Work to be completed:
Your task is to copy all of the data exactly.

Records from a dataset:
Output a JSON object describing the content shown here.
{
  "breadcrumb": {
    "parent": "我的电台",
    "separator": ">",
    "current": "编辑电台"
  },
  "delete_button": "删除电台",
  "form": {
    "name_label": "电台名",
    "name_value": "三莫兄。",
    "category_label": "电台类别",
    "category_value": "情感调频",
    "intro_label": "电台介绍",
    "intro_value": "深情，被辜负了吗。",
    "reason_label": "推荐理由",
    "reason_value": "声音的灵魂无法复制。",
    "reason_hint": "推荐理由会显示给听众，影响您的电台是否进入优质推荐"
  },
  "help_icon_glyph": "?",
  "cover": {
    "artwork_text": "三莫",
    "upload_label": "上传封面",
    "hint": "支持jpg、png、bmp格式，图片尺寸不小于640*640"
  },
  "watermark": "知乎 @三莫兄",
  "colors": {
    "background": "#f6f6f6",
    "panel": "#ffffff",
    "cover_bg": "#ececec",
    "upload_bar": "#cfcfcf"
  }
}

Answer below:
Output a JSON object describing the content shown here.
{
  "breadcrumb": {
    "parent": "我的电台",
    "separator": ">",
    "current": "编辑电台"
  },
  "delete_button": "删除电台",
  "form": {
    "name_label": "电台名",
    "name_value": "三莫兄。",
    "category_label": "电台类别",
    "category_value": "情感调频",
    "intro_label": "电台介绍",
    "intro_value": "深情，被辜负了吗。",
    "reason_label": "推荐理由",
    "reason_value": "声音的灵魂无法复制。",
    "reason_hint": "推荐理由会显示给听众，影响您的电台是否进入优质推荐"
  },
  "help_icon_glyph": "?",
  "cover": {
    "artwork_text": "三莫",
    "upload_label": "上传封面",
    "hint": "支持jpg、png、bmp格式，图片尺寸不小于640*640"
  },
  "watermark": "知乎 @三莫兄",
  "colors": {
    "background": "#f6f6f6",
    "panel": "#ffffff",
    "cover_bg": "#ececec",
    "upload_bar": "#cfcfcf"
  }
}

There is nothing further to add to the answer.